§ YOUR GOAL
In the entries below, filter for the word "from" and copy every matching line.

***

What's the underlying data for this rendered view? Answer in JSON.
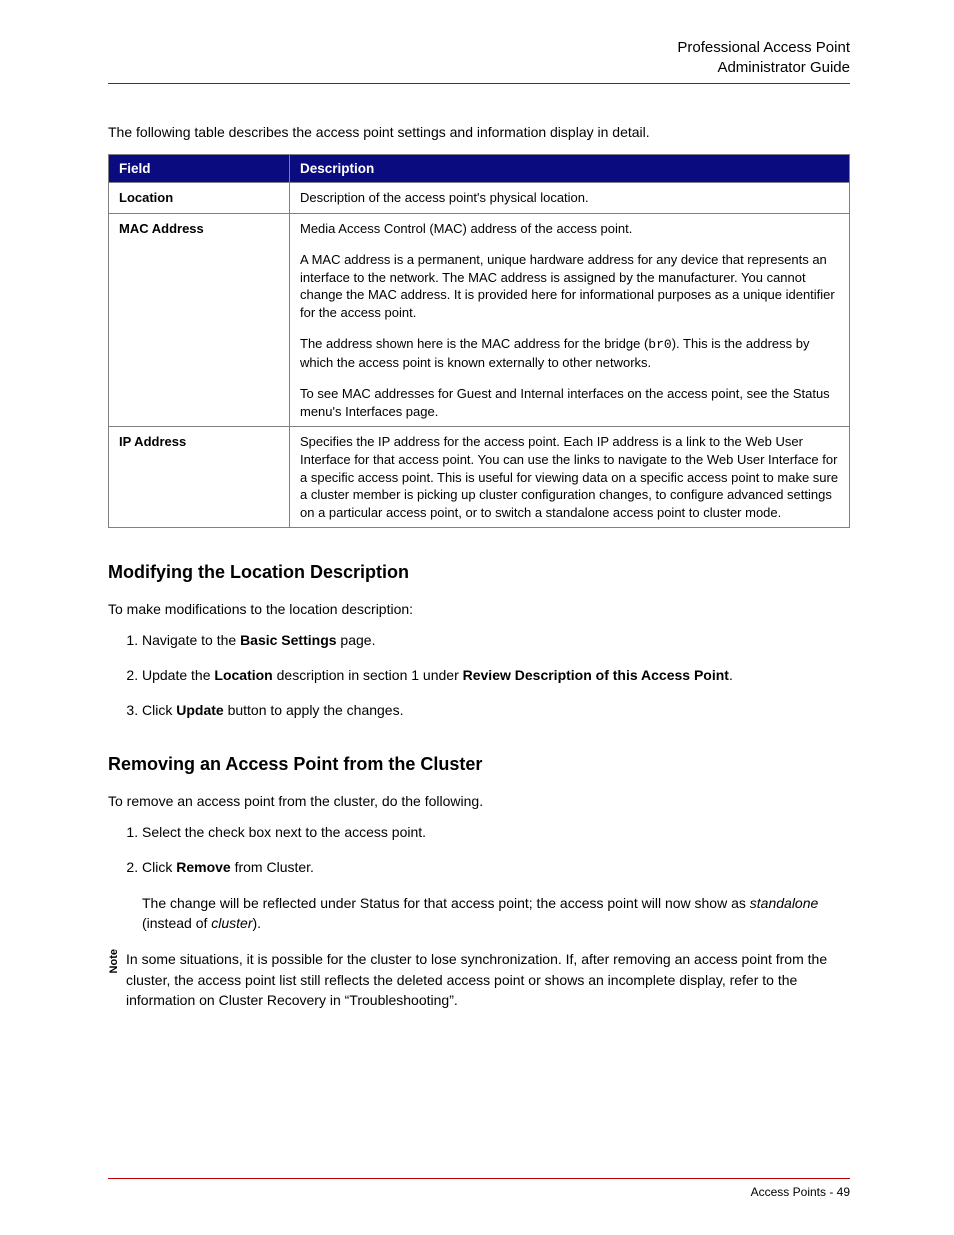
{
  "header": {
    "line1": "Professional Access Point",
    "line2": "Administrator Guide"
  },
  "intro": "The following table describes the access point settings and information display in detail.",
  "table": {
    "head_field": "Field",
    "head_desc": "Description",
    "rows": {
      "location": {
        "field": "Location",
        "desc": "Description of the access point's physical location."
      },
      "mac": {
        "field": "MAC Address",
        "p1": "Media Access Control (MAC) address of the access point.",
        "p2": "A MAC address is a permanent, unique hardware address for any device that represents an interface to the network. The MAC address is assigned by the manufacturer. You cannot change the MAC address. It is provided here for informational purposes as a unique identifier for the access point.",
        "p3a": "The address shown here is the MAC address for the bridge (",
        "p3code": "br0",
        "p3b": "). This is the address by which the access point is known externally to other networks.",
        "p4": "To see MAC addresses for Guest and Internal interfaces on the access point, see the Status menu's Interfaces page."
      },
      "ip": {
        "field": "IP Address",
        "desc": "Specifies the IP address for the access point. Each IP address is a link to the Web User Interface for that access point. You can use the links to navigate to the Web User Interface for a specific access point. This is useful for viewing data on a specific access point to make sure a cluster member is picking up cluster configuration changes, to configure advanced settings on a particular access point, or to switch a standalone access point to cluster mode."
      }
    }
  },
  "section1": {
    "heading": "Modifying the Location Description",
    "intro": "To make modifications to the location description:",
    "step1a": "Navigate to the ",
    "step1b": "Basic Settings",
    "step1c": " page.",
    "step2a": "Update the ",
    "step2b": "Location",
    "step2c": " description in section 1 under ",
    "step2d": "Review Description of this Access Point",
    "step2e": ".",
    "step3a": "Click ",
    "step3b": "Update",
    "step3c": " button to apply the changes."
  },
  "section2": {
    "heading": "Removing an Access Point from the Cluster",
    "intro": "To remove an access point from the cluster, do the following.",
    "step1": "Select the check box next to the access point.",
    "step2a": "Click ",
    "step2b": "Remove",
    "step2c": " from Cluster.",
    "follow_a": "The change will be reflected under Status for that access point; the access point will now show as ",
    "follow_b": "standalone",
    "follow_c": " (instead of ",
    "follow_d": "cluster",
    "follow_e": ")."
  },
  "note": {
    "label": "Note",
    "text": "In some situations, it is possible for the cluster to lose synchronization. If, after removing an access point from the cluster, the access point list still reflects the deleted access point or shows an incomplete display, refer to the information on Cluster Recovery in “Troubleshooting”."
  },
  "footer": {
    "text": "Access Points - 49"
  }
}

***

§ PROBLEM SOLUTION
    "heading": "Removing an Access Point from the Cluster",
    "intro": "To remove an access point from the cluster, do the following.",
    "step2c": " from Cluster.",
    "text": "In some situations, it is possible for the cluster to lose synchronization. If, after removing an access point from the cluster, the access point list still reflects the deleted access point or shows an incomplete display, refer to the information on Cluster Recovery in “Troubleshooting”."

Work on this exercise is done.